  1. Why is the Nutrition Pyramid important?
    The Nutrition Pyramid helps individuals visualize and understand the concept of a balanced diet and general nutritional guidelines.
  2. Who created the Nutrition Pyramid?
    The USDA created the Nutrition Pyramid in the 1990s.
  3. What faces criticism in the Nutrition Pyramid?
    The main criticism of the Nutrition Pyramid is its emphasis on carbohydrates, potentially leading to overconsumption and associated health issues.
  4. How can I integrate the Nutrition Pyramid into my diet?
    Start by making small, manageable changes, such as adding more vegetables to your plate and opting for whole grains.
  5. Would the Nutrition Pyramid suit everyone's dietary needs?
    The Nutrition Pyramid offers a broad guideline. But individual dietary needs might vary based on health conditions, lifestyle, and personal preferences.
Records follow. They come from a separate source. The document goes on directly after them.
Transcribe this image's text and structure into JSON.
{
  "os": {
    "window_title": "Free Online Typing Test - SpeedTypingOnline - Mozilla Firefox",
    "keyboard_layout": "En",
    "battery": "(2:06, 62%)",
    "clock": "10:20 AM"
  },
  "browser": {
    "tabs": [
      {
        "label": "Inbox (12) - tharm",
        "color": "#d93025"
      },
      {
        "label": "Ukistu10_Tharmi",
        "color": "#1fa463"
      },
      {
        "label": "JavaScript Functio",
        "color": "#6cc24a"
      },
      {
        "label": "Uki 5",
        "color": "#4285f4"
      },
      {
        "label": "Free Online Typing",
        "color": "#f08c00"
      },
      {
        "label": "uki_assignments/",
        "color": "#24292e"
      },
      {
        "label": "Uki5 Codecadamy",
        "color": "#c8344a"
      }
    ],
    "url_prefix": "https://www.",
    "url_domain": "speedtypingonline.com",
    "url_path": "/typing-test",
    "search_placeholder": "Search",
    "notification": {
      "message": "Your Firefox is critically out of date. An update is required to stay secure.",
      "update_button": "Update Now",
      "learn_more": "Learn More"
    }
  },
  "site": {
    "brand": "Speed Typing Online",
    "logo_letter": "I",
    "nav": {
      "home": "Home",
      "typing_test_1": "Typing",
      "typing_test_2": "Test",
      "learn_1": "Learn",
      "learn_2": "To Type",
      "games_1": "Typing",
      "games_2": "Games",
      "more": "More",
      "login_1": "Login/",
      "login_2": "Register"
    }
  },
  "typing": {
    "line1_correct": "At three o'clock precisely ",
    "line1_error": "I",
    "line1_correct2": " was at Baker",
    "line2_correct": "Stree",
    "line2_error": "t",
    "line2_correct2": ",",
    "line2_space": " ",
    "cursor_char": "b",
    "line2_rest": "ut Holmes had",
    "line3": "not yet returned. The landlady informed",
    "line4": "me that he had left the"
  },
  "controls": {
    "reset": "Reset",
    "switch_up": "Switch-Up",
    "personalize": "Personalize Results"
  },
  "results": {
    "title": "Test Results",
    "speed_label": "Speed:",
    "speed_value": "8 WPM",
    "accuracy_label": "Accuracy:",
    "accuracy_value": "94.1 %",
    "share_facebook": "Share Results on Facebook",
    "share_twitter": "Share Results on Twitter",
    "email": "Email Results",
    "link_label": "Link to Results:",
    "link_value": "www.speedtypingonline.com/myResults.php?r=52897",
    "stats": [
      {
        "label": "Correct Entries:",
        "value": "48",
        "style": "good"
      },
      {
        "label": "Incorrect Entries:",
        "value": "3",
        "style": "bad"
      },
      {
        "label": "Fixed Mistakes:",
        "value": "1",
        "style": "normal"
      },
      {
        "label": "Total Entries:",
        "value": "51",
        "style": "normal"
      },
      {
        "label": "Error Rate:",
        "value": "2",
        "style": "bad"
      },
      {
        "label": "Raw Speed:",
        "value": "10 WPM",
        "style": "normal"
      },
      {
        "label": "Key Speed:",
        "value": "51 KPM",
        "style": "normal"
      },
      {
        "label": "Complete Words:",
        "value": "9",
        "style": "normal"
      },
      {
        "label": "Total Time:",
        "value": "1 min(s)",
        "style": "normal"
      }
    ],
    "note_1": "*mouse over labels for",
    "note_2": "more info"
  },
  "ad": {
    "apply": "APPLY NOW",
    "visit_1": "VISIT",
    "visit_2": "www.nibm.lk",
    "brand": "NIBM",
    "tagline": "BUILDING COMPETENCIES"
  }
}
Hence, it's wise to consult a healthcare professional for personalized advice.